7 Rinzai descended from the rostrum and grabbed him. The monk hesitated. Rinzai pushed him away and said, The true person of no rank what a shit-stick you are! The original Chinese reverses the order and has the section about nine bulls turn back coming first in the line. But the monk fails to become enlightened. This is expressed in the ensuing lines of the verse: It cannot be helped: mud and sand are removed, yet it does not open; This is referring to digging a well. When you dig deep enough a hole is created from which water issues. When the hole is dug, pure water flows forth and the well is created. But: It cannot be helped: mud and sand are removed, yet it does not open. In other words, Rinzai has done all in his power to bring the monk to realization, but the monk doesn t even know so much as the k of kensho! Although the master does his utmost, there doesn t seem to be a glimmer on the side of the monk.

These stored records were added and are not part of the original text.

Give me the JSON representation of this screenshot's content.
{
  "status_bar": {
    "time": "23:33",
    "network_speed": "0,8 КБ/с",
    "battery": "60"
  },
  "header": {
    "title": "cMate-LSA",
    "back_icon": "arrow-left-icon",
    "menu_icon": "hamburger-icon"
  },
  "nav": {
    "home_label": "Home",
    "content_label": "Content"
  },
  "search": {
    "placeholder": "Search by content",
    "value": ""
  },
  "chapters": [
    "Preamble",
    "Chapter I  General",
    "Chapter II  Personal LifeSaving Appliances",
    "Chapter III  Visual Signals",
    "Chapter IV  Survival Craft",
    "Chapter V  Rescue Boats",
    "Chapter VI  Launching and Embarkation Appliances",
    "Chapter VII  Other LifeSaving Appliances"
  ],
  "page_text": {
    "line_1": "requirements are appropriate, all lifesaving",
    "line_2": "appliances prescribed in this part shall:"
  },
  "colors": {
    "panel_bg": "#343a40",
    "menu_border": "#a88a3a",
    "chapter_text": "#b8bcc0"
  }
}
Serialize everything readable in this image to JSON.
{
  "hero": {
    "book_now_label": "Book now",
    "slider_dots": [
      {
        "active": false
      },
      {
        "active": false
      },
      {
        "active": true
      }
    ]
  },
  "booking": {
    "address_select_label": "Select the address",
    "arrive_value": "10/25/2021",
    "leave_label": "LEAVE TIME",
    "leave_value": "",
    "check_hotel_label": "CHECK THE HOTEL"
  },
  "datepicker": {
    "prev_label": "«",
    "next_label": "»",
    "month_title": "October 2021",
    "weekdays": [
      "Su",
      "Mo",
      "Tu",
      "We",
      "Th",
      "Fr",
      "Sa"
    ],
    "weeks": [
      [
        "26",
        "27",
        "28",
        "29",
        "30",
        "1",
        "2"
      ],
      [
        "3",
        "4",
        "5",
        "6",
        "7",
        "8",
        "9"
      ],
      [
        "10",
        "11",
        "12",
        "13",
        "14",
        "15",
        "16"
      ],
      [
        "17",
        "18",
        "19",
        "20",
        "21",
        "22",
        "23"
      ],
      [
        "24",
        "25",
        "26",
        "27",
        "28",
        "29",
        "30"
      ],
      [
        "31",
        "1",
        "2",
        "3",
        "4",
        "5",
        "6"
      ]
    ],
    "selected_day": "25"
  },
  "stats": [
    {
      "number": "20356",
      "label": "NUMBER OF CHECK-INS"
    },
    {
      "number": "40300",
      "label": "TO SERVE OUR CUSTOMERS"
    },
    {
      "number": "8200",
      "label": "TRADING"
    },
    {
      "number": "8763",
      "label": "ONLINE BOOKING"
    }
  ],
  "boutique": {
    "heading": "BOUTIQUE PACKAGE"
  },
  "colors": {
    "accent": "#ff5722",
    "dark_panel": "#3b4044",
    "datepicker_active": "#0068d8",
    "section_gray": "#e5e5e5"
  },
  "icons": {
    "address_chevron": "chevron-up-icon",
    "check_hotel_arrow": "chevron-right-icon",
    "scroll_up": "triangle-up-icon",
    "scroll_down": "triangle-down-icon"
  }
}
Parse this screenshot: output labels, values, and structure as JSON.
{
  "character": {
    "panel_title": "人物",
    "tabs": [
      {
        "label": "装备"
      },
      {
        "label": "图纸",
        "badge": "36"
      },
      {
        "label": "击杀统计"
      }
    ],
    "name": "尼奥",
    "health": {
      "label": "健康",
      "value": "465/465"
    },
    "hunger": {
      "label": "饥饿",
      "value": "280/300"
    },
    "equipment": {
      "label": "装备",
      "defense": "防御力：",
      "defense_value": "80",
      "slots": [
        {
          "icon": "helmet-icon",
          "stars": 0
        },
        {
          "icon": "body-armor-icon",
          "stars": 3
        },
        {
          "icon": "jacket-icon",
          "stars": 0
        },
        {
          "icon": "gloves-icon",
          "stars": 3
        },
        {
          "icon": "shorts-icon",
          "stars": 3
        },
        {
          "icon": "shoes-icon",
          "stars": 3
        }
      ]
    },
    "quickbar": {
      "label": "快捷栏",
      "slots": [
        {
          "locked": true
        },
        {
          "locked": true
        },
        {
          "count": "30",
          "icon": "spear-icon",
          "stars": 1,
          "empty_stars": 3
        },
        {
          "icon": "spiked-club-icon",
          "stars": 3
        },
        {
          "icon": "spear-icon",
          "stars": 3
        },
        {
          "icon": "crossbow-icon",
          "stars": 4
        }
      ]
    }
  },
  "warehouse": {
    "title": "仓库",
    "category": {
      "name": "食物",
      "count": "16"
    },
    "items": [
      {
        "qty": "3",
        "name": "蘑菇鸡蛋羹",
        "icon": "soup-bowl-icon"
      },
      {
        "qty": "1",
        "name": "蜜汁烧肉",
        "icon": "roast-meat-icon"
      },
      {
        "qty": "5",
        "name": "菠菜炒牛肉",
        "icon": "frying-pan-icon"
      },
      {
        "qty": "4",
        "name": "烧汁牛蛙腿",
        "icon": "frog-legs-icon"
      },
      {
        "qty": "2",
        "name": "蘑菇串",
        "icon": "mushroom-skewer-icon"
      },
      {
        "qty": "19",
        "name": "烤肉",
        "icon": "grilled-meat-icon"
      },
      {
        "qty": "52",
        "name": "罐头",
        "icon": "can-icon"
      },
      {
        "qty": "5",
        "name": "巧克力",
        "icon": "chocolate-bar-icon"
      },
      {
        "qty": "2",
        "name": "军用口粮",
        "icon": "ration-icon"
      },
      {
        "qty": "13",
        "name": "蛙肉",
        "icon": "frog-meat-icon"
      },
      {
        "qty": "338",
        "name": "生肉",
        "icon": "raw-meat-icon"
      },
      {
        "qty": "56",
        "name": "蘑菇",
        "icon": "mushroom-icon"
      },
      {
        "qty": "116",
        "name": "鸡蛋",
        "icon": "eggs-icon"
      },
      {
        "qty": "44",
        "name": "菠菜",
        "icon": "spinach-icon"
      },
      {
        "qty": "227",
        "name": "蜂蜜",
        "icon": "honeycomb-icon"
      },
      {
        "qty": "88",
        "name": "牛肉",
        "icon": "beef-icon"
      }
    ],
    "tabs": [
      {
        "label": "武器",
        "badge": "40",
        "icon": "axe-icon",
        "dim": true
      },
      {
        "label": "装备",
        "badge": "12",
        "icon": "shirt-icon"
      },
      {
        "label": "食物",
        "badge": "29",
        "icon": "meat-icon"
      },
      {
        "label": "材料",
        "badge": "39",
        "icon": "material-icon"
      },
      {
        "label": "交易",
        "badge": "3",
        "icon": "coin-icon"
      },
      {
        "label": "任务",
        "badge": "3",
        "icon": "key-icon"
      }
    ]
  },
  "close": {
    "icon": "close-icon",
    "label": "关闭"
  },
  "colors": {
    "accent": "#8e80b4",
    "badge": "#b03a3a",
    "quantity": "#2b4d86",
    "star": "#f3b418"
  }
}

It cannot be helped, comments the verse. There s nothing to be done for this monk! The eye of the fountain is evidently blocked. The eye of the fountain means the eye of satori. The fountain is blocked with mud and sand, so that the sweet spring of enlightenment cannot well forth. The eye of enlightenment is blocked. The eye of the fountain also means the hole of the well when digging a well. This also has a story behind it. The illustrious monk Hôgen Oshô was digging a well. But no matter now deep he dug, mud and sand fell into it and the sweet spring was blocked. The eye of the spring was blocked. Seeing this, a monk said, It is because the sand is blocking it, that the spring cannot pass. The reason why the water can t pass through is because sand falls into the well and blocks the passage. It is his way of saying that there is some sort of blockage and that is the reason why the eye of satori does not open. Although it is the sand that is the problem when digging a well, the monk wants to know the reason why he cannot come to realization. In reply, Hôgen says, The spring s eye doesn t penetrate the sand blocking it; when the eye of the Way doesn t penetrate, what is it hindered by? The monk couldn t say anything. So Hôgen answered in his place: It is hindered by the eye. This is what is being referred to here in the Verse: If it suddenly burst open, the water would freely flow. The monk at that time could not come to enlightenment. But if were to suddenly to burst open (i.e., if he were suddenly to realize), the water would flow freely in any direction. Then comes the last line: The master also says, Watch out! You don t know what he s going to do next, so watch out! That s a very Rinzai-like statement. The Rinzai School of Zen is known as Rinzai the General. This koan is very concise and clear. It leaves you with a good feeling. 7